What is the best interest rate for a mortgage?

The fastest way to find out what the lowest interest rates on the market are is to use a comparison website.

While a low interest rate is highly preferable, it is not the only factor that will determine whether a particular loan is right for you.

Loans with low interest rates can often include hidden catches, such as high fees or a period of low rates which jumps up after the introductory period has ended.

To work out the best value for money, have a look at a loan’s comparison rate and read the fine print to get across all the fees and charges that you could be theoretically charged over the life of the loan.

How can I get ANZ home loan pre-approval?

Shopping for a new home is an exciting experience and getting a pre-approval on the loan may give you the peace of mind that you are looking at properties within your budget. 

At the time of applying for the ANZ Bank home loan pre-approval, you will be required to provide proof of employment and income, along with records of your savings and debts.

An ANZ home loan pre-approval time frame is usually up to three months. However, being pre-approved doesn’t necessarily mean you will get your home loan. Other factors could lead to your home loan application being rejected, even with a prior pre-approval.

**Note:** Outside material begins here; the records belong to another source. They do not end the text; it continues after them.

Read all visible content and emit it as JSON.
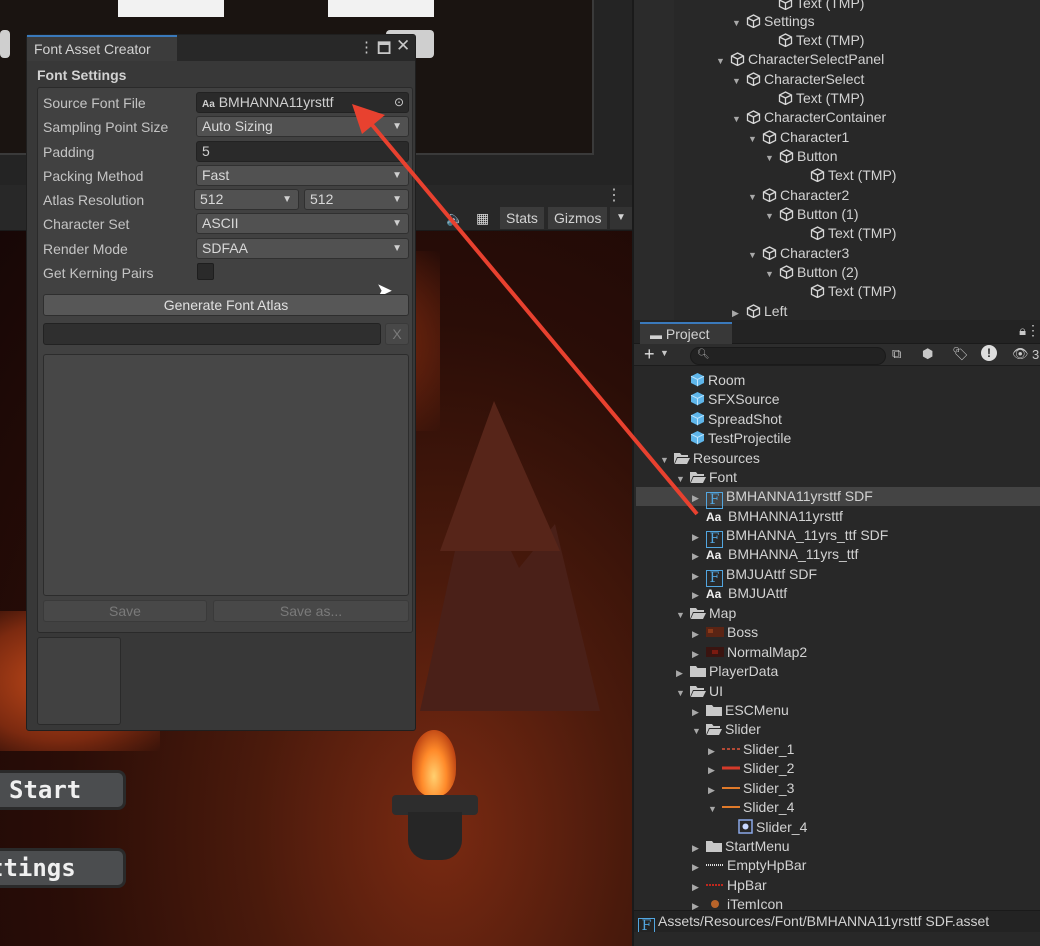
{
  "game_view": {
    "toolbar": {
      "stats": "Stats",
      "gizmos": "Gizmos"
    },
    "buttons": {
      "start": "Start",
      "settings": "ttings"
    }
  },
  "font_asset_creator": {
    "title": "Font Asset Creator",
    "section": "Font Settings",
    "fields": {
      "source_font_file": {
        "label": "Source Font File",
        "value": "BMHANNA11yrsttf",
        "icon": "Aa"
      },
      "sampling_point_size": {
        "label": "Sampling Point Size",
        "value": "Auto Sizing"
      },
      "padding": {
        "label": "Padding",
        "value": "5"
      },
      "packing_method": {
        "label": "Packing Method",
        "value": "Fast"
      },
      "atlas_resolution": {
        "label": "Atlas Resolution",
        "width": "512",
        "height": "512"
      },
      "character_set": {
        "label": "Character Set",
        "value": "ASCII"
      },
      "render_mode": {
        "label": "Render Mode",
        "value": "SDFAA"
      },
      "get_kerning_pairs": {
        "label": "Get Kerning Pairs",
        "checked": false
      }
    },
    "generate_button": "Generate Font Atlas",
    "clear_button": "X",
    "save_button": "Save",
    "save_as_button": "Save as..."
  },
  "hierarchy": {
    "items": [
      "Text (TMP)",
      "Settings",
      "Text (TMP)",
      "CharacterSelectPanel",
      "CharacterSelect",
      "Text (TMP)",
      "CharacterContainer",
      "Character1",
      "Button",
      "Text (TMP)",
      "Character2",
      "Button (1)",
      "Text (TMP)",
      "Character3",
      "Button (2)",
      "Text (TMP)",
      "Left"
    ]
  },
  "project": {
    "tab": "Project",
    "items": [
      "Room",
      "SFXSource",
      "SpreadShot",
      "TestProjectile",
      "Resources",
      "Font",
      "BMHANNA11yrsttf SDF",
      "BMHANNA11yrsttf",
      "BMHANNA_11yrs_ttf SDF",
      "BMHANNA_11yrs_ttf",
      "BMJUAttf SDF",
      "BMJUAttf",
      "Map",
      "Boss",
      "NormalMap2",
      "PlayerData",
      "UI",
      "ESCMenu",
      "Slider",
      "Slider_1",
      "Slider_2",
      "Slider_3",
      "Slider_4",
      "Slider_4",
      "StartMenu",
      "EmptyHpBar",
      "HpBar",
      "iTemIcon"
    ],
    "hidden_count": "3",
    "status_path": "Assets/Resources/Font/BMHANNA11yrsttf SDF.asset"
  },
  "colors": {
    "accent_blue": "#3a79bb",
    "annotation_red": "#e8412f",
    "font_asset_blue": "#52a6e0"
  }
}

Some factors include the property evaluation not meeting the bank’s criteria or a change in your financial circumstances.

You can make an application for ANZ home loan pre-approval online or call on 1800100641 Mon-Fri 8.00 am to 8.00 pm (AEST).

Can I apply for an ANZ non-resident home loan? 

You may be eligible to apply for an ANZ non-resident home loan only if you meet the following two conditions:

  1. You hold a Temporary Skill Shortage (TSS) visa or its predecessor, the Temporary Skilled Work (subclass 457) visa.
  2. Your job is included in the Australian government’s Medium and Long Term Strategic Skills List. 

However, non-resident home loan applications may need Foreign Investment Review Board (FIRB) approval in addition to meeting ANZ’s Mortgage Credit Requirements. Also, they may not be eligible for loans that require paying for Lender’s Mortgage Insurance (LMI). As a result, you may not be able to borrow more than 80 per cent of your home’s value. However, you can apply as a co-borrower with your spouse if they are a citizen of either Australia or New Zealand, or are a permanent resident.